(Dataset rows describing interfaces)
———

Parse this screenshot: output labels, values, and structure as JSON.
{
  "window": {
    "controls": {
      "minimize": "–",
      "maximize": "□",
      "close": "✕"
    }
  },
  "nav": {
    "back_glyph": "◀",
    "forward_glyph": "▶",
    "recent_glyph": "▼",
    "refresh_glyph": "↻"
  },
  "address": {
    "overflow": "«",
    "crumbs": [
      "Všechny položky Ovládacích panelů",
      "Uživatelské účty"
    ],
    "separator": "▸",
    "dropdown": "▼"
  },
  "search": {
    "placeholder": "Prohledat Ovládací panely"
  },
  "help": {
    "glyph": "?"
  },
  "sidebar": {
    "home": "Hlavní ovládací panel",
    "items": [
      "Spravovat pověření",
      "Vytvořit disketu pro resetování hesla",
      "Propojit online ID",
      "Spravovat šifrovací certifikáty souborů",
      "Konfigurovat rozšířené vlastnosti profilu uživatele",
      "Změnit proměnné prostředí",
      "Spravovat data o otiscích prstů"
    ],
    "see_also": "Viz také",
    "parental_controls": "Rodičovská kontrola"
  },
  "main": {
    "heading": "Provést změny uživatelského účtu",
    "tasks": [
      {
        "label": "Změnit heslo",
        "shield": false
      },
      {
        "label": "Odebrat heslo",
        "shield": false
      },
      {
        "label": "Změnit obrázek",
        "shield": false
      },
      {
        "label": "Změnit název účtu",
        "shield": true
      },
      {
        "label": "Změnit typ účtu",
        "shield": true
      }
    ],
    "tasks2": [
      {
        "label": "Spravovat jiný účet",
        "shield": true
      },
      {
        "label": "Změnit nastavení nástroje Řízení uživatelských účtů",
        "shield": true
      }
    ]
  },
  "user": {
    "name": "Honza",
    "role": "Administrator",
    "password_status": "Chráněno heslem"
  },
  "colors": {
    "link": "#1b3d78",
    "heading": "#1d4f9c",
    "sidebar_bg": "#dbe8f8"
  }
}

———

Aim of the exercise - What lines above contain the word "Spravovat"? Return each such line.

Worked solution -
      "Spravovat pověření",
      "Spravovat šifrovací certifikáty souborů",
      "Spravovat data o otiscích prstů"
        "label": "Spravovat jiný účet",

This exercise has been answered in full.